A fall in commodity stocks and sustained profit-taking sent European shares to an eight-week low and their seventh straight session of losses on Wednesday, but Airbus rallied after winning a record aircraft deal.

Crude oil’s price slide on worries over the outlook for demand and weaker metal prices weighed on mining and energy stocks like Tullow Oil in Dublin and Rio Tinto and Royal Dutch Shell in the UK.

Their falls helped send the pan-European STOXX 600 index down to its lowest level since late September.
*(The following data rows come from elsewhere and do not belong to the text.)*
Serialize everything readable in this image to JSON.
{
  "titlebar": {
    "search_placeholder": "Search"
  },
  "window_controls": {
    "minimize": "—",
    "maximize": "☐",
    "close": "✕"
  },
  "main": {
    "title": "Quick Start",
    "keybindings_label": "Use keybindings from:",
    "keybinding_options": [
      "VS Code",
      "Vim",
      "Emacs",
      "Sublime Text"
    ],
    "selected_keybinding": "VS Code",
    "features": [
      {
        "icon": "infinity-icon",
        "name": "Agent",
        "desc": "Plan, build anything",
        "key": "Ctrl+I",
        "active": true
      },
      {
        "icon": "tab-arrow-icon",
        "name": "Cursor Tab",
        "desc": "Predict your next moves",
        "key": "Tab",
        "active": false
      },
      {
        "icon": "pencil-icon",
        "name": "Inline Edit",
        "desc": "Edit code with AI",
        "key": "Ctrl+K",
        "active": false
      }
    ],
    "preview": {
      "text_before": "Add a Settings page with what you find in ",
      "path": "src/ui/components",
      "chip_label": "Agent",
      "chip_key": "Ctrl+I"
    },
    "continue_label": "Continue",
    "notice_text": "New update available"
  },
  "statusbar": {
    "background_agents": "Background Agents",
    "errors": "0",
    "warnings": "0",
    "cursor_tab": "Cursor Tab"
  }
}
It closed 0.4 per cent down, slightly off its earlier lows.


The Iseq Index fell by 0.5 per cent to 6,724.27, capping a five-day losing streak in which it lost a total of 3.5 per cent.

Dublin- and London-listed Tullow Oil, which is not a member of the Iseq, slid by 7.1 per cent to €1.95, as Brent prices fell as much as 1.8 per cent to $61.30 a barrel after the International Energy Agency moved on Tuesday to lower its outlook for oil demand growth for both 2017 and 2018, partly because of warmer-than-expected winter weather.

Bank of Ireland was also out of sorts, falling 2.6 per cent to €6.20, as investors continued to digest the bank’s announcement last week that it will have to set aside up to an additional €175 million to cover refunds, compensation and other costs relating to the industry-wide tracker mortgage scandal.

Bucking the trend, Kingspan edged 0.5 per cent higher to €32.99 to recover some of the ground lost earlier this week as a result of its badly-received comments on UK demand, as industry peer Rockwool report what analysts at Goodbody Stockbrokers called a “solid” set of third-quarter figures.


British stocks also suffered their fifth straight day of losses, dragged to five-week lows by big falls in mining and energy shares. The blue-chip FTSE 100 index fell 0.6 per cent.

Metals prices have taken a hit from signs China’s economy – the world’s top commodities consumer – is slowing.

The FTSE 350 Mining index fell one per cent to the lowest level in more than a month.

Shares in mining companies Glencore, Anglo American and Rio Tinto fell around 1.5 per cent.

Some telecoms performed strongly, with BT gaining 1.4 per cent and Vodafone building on the previous session’s gains after it lifted its full-year earnings forecast for the first time in recent history. Vodafone shares added 0.6 per cent.


Germany’s export-oriented DAX index fell 0.6 per cent, weighed down by a stronger euro.

Cars were also among the biggest losers, down 0.9 per cent, but falls were spread across sectors as investors continued to take profits following this year’s rally.

Germany speciality chemicals maker Lanxess fell 3 per cent after its earnings update did not provide any positive surprise. Potash miner K&S sank 4.8 pe cent after it missed profit expectations.

On the positive side, Airbus rose 2.4 per cent, providing the biggest boost to overall index gains, after the aircraft maker received an historic order for 430 A320 jets in a deal up to $50 billion (€42.2 billion), marking a dramatic turnaround for Airbus, which had been lagging behind Boeing in the contest for orders.


Wall Street’s main indexes were lower during early afternoon trading as energy stocks remained under pressure after oil prices fell for a fourth straight day.

The Dow Jones Industrial Average fell 0.3 per cent, to 23,329.13, with the S&P 500 and the Nasdaq Composite dropped declining by similar rates.

“The market often goes through a bit of a what’s next in terms of a catalyst. Some of it’s just a natural pullback from what has been an extraordinary year,” said Dave Donabedian, chief investment officer of CIBC Atlantic Trust Private Wealth Management.

Consumer discretionary stocks fell, led lower by Target as the retailer’s holiday season sales forecast disappointed investors.

Shares of IBM dipped after investment guru Warren Buffett’s Berkshire Hathaway cut its stake in the tech giant.

– Additional reporting Bloomberg and Reuters